This case is an important reminder that the whole of the dismissal process, including an appeal, is relevant to the question of fairness.
This applies just as much to ‘right to work’ dismissals as to dismissals for other reasons, such as conduct or poor performance. Offering an appeal may be particularly important where, as in this case, the employee alleges the full facts of the matter were not established at the dismissal stage.
Even if you strongly suspect that the employee will be unable to produce further evidence of their right to work at appeal stage, allowing them a second chance to explain their situation and produce further documents will protect your organisation’s position and substantially reduce the risk of a successful unfair dismissal claim.
Hermes couriers are workers and not self-employed, according to an employment tribunal ruling. This follows a group of 65 Hermes couriers taking the delivery service to the tribunal. In Mrs E Leyland & others v Hermes Parcelnet Ltd, the tribunal found that the couriers were not independent contractors, as Hermes argued, but instead were workers and therefore entitled to rights such as the national living wage and holiday pay.
This decision is in line with a series of cases, including the recent Supreme Court decision in the Pimlico Plumbers case (which Lydia Newman discussed in last month’s issue), where the courts and tribunals have questioned whether, in reality, those involved in the gig economy are self-employed.
Speaking after the ruling, a spokesperson for Hermes told The Independent: ‘We will carefully review the tribunal’s decision, but we are likely to appeal it given that it goes against previous decisions, our understanding of the witness evidence and what we believe the law to be.’
This case illustrates the need for urgent reform of this area of law to provide more clarity on the status of those in the ‘gig economy’. Government consultation exercises on this issue closed in June and we now await the government’s proposals for reform, which it is hoped, Brexit permitting, will be in the next Queen’s speech.
Regulations establishing mandatory gender pay gap reporting for companies with over 250 employees came into force in April 2017, with the deadline for businesses to produce their first figures falling one year later, in April 2018.
Although the reporting regime has inarguably turned a spotlight on pay disparity and has prompted employers to put in place action plans to close the gap, there has been speculation that the standard of reporting so far leaves much to be desired.
For example, almost one thousand organisations have reported a median gender pay gap of zero, meaning that average pay for men women is exactly the same. This is statistically highly unlikely, even in the most equality-driven business.
“There has been speculation that the standard of reporting so far leaves much to be desired”

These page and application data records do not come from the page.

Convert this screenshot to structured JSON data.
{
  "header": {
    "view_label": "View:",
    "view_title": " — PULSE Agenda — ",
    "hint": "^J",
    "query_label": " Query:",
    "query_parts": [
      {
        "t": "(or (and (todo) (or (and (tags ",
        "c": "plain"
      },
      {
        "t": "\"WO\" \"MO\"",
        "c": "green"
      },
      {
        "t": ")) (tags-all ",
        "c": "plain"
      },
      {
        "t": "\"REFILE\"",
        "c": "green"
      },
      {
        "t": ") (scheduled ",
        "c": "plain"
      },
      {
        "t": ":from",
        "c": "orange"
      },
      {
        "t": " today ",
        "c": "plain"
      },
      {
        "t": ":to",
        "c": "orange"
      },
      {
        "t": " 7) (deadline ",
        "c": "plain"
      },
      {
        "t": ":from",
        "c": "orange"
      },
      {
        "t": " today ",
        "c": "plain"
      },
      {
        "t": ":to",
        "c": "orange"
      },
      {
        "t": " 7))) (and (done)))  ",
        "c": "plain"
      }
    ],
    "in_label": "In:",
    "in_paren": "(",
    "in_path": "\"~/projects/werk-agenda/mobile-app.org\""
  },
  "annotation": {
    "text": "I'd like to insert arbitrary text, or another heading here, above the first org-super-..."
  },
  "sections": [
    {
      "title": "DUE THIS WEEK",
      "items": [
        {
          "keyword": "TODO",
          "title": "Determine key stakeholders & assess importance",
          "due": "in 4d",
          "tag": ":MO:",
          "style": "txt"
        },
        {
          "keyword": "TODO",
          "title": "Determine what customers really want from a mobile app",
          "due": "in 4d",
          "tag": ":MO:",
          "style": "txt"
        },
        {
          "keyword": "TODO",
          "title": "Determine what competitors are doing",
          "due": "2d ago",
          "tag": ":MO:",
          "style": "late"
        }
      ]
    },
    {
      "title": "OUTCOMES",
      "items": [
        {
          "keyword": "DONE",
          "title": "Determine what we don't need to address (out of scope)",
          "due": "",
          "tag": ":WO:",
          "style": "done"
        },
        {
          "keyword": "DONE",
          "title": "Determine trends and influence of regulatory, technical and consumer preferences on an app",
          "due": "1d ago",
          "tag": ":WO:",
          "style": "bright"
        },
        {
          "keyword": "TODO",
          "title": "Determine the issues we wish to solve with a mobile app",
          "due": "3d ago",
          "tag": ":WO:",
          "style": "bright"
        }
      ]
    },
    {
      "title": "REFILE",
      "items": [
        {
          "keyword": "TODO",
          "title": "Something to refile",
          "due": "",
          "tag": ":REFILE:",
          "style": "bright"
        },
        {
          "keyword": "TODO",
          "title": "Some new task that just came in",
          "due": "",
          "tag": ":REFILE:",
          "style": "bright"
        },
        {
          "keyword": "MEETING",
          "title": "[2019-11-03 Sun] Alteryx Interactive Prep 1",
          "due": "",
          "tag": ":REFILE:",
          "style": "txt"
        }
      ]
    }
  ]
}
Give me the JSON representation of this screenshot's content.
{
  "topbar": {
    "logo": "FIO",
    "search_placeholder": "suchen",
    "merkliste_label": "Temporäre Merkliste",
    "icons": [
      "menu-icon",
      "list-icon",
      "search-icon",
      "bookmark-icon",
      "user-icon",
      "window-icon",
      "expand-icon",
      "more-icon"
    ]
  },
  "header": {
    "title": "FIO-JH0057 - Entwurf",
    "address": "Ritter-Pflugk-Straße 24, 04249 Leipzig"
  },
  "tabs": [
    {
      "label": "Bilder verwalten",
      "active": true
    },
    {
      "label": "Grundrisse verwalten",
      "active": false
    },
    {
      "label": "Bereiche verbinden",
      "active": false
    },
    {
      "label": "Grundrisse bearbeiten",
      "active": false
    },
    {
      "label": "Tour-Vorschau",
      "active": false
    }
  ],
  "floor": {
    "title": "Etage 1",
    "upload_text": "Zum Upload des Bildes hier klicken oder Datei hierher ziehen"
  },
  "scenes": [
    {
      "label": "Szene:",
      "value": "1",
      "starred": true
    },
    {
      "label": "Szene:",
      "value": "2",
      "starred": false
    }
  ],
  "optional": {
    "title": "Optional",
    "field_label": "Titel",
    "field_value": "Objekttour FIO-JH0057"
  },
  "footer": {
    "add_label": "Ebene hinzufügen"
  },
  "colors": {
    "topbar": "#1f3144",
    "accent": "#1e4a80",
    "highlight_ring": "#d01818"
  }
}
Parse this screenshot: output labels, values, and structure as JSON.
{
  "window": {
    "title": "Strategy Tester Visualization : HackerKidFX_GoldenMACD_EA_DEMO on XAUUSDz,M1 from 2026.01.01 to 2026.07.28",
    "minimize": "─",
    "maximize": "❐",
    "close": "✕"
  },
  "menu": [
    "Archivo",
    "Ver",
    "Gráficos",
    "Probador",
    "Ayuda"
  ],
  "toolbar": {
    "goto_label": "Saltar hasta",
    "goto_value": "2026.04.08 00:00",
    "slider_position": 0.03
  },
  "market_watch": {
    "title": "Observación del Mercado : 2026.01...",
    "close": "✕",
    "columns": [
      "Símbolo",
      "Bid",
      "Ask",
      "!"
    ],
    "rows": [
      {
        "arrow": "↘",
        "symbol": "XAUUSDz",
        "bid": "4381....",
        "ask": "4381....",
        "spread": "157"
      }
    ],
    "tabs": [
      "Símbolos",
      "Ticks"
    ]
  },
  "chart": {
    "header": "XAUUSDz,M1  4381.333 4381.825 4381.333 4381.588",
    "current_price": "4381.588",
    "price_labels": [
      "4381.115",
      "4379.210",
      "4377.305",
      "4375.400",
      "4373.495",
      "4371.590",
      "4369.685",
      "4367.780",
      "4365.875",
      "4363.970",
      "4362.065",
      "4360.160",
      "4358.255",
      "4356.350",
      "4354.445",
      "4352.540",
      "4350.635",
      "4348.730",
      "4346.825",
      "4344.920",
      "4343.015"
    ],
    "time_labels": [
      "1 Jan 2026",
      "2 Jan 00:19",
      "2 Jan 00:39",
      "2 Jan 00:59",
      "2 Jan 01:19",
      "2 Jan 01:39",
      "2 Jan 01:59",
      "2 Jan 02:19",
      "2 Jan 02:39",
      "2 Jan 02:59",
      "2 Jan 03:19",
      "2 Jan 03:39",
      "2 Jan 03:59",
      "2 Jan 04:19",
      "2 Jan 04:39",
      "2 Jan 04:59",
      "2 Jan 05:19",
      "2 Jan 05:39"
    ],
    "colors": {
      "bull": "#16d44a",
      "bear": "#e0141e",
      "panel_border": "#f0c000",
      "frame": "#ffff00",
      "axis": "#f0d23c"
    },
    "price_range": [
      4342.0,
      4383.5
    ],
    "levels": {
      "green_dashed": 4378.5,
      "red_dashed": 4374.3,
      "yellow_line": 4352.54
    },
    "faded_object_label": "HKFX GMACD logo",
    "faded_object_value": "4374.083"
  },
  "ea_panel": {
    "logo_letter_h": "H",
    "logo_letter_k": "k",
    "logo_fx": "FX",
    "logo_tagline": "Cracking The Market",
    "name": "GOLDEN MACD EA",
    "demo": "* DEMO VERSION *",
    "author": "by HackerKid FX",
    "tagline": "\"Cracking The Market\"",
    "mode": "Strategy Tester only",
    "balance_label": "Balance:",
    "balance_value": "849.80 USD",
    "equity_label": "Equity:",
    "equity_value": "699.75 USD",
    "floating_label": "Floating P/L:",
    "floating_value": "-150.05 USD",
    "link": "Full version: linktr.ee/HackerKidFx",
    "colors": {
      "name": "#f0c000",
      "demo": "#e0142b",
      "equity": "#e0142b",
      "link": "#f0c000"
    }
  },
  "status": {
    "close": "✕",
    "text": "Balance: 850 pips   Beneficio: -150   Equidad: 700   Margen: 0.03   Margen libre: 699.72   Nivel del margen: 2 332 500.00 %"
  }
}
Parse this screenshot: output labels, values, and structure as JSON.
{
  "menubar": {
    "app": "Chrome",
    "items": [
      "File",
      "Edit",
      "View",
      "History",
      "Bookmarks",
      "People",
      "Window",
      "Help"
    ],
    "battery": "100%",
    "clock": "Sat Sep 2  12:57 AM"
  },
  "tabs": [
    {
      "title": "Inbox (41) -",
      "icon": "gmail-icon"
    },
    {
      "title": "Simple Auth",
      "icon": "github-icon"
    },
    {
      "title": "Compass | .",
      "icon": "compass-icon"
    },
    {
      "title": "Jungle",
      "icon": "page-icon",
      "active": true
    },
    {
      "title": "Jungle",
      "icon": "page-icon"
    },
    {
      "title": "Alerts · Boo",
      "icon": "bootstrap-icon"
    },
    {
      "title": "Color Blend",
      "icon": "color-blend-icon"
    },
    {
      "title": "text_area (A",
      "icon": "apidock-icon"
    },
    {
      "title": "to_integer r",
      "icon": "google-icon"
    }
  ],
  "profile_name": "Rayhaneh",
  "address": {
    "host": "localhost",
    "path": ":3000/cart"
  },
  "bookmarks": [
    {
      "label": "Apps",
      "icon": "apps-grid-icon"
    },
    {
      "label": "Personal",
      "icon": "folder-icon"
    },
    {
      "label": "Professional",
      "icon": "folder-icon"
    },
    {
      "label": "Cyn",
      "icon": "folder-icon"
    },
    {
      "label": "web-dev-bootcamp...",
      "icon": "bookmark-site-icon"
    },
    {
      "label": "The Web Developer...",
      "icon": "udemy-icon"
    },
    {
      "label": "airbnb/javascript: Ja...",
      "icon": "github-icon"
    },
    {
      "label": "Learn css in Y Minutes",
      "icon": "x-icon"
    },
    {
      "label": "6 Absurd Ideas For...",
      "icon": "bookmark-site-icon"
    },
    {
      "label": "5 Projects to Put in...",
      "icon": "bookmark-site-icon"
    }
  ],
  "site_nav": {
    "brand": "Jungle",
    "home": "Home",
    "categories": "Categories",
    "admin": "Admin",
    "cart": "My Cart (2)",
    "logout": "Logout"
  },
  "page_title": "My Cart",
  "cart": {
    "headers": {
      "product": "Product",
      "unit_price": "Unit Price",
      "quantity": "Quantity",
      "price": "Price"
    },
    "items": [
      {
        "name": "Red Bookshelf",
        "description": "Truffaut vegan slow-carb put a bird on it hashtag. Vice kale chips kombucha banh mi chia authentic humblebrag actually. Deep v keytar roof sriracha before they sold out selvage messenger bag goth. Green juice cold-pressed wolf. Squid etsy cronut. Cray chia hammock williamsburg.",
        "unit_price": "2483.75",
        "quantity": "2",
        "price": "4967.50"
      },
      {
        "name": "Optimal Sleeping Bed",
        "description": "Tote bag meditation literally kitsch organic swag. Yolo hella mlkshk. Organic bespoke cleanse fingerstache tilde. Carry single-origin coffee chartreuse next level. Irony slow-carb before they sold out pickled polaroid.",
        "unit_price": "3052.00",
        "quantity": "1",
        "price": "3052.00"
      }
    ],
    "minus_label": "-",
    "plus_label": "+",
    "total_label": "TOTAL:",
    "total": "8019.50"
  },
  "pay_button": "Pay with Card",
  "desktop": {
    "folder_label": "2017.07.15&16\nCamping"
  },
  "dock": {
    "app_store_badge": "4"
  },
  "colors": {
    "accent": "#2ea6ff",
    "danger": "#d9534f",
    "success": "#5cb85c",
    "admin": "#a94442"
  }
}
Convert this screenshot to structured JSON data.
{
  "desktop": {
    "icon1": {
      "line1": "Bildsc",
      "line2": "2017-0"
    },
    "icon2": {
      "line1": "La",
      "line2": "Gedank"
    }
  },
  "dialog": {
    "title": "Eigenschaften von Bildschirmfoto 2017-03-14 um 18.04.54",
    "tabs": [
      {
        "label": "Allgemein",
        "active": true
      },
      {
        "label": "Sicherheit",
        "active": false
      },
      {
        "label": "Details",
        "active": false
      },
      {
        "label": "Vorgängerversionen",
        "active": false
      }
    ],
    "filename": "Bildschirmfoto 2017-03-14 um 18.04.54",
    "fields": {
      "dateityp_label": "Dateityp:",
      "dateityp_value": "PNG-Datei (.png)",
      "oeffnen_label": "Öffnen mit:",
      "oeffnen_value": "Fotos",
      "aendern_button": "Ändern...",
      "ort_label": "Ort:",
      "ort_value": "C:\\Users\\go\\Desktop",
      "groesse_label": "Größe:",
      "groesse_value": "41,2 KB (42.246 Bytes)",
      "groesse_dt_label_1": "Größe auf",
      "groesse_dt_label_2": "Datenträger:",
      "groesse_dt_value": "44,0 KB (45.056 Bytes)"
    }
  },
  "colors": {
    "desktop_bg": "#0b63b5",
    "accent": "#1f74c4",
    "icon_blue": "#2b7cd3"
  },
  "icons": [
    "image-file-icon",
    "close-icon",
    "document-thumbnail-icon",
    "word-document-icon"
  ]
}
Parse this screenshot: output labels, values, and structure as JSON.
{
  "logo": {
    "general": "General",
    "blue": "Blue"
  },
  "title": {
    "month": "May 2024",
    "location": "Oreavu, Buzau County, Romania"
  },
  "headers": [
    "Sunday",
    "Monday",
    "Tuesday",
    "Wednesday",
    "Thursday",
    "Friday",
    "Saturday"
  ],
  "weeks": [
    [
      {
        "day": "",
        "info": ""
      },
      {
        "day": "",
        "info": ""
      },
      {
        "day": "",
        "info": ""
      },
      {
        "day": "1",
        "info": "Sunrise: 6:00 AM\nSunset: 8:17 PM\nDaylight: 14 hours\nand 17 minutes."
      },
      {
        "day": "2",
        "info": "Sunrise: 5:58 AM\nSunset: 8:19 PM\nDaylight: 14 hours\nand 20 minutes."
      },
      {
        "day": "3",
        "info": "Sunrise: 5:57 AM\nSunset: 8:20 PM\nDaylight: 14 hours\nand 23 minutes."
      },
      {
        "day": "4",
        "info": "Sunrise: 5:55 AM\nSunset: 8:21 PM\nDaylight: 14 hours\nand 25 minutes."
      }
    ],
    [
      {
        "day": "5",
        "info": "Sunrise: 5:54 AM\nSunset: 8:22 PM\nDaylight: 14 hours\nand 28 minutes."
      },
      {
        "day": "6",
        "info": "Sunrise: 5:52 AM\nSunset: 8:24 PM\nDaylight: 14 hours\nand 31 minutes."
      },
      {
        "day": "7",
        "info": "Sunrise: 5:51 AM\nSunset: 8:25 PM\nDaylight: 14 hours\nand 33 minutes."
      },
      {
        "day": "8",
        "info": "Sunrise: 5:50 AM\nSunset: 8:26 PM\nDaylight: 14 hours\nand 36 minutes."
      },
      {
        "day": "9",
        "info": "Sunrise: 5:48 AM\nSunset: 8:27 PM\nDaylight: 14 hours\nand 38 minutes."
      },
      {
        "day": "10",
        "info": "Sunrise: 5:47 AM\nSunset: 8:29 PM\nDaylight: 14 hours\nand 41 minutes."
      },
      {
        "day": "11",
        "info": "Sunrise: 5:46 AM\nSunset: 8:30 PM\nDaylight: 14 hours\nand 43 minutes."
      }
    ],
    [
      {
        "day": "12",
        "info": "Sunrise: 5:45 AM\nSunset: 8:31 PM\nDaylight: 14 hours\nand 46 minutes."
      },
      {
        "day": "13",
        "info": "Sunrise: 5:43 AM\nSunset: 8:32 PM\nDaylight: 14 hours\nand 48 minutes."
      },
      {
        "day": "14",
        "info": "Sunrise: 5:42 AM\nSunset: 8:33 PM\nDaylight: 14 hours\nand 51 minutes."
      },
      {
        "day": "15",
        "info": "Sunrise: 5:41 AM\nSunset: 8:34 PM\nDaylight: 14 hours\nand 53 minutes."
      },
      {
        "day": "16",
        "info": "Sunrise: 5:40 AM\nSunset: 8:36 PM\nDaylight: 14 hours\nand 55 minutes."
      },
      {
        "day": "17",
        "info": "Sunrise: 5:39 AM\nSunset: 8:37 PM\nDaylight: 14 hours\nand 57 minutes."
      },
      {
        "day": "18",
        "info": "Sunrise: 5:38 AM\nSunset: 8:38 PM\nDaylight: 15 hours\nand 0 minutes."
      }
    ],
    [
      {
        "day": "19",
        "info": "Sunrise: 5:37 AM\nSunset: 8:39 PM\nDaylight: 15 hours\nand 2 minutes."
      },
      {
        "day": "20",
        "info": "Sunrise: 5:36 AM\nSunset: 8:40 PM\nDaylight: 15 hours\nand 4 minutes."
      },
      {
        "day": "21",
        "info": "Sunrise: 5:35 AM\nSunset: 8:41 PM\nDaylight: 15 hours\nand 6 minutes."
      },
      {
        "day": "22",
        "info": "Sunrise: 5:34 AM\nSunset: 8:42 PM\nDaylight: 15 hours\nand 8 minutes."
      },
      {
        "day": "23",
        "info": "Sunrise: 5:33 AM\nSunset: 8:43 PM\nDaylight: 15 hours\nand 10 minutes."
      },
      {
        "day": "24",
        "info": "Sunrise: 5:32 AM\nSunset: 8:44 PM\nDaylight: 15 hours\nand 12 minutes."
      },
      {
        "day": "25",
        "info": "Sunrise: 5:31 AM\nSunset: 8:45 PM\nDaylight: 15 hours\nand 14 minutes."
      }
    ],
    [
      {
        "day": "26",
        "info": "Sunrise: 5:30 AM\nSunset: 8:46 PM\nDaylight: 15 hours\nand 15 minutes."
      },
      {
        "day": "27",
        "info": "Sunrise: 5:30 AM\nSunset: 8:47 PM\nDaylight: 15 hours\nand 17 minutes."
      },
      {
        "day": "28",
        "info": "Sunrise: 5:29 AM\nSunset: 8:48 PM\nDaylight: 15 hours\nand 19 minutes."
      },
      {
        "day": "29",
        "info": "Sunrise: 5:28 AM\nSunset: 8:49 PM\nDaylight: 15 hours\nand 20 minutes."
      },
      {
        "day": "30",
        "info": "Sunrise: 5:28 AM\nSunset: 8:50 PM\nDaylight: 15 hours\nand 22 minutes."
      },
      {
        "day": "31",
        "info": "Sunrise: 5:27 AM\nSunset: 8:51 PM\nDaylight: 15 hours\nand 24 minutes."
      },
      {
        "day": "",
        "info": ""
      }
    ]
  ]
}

Other common anomalies include recording a pay gap of more than 100% or providing an explanatory narrative that does not tally with the published figures.
It is unclear whether limited understanding of these technically complex regulations and government guidance, or a degree of more cynical manipulation, lies behind this misreporting.
By contrast, a recent government study highlights the aspects of reporting that are working well and explores the clearest and most accessible ways to present gender pay gap data. Research by the Government Equalities Office found that when gender pay gap figures are presented visually (for example as stacks of coins) or expressed in terms of money (rather than percentages) they were easier to interpret for members of the public.
Benchmarking data, contrasting a company’s performance with others in a similar sector or field, also assisted interpretation and helped members of the public distinguish between high and low performing companies.
Although the study is aimed at helping the government to present information most effectively on its website, it also provides useful insight for employers looking to ‘show off’ a very small pay disparity to staff and the general public or, conversely, to manage a more difficult message.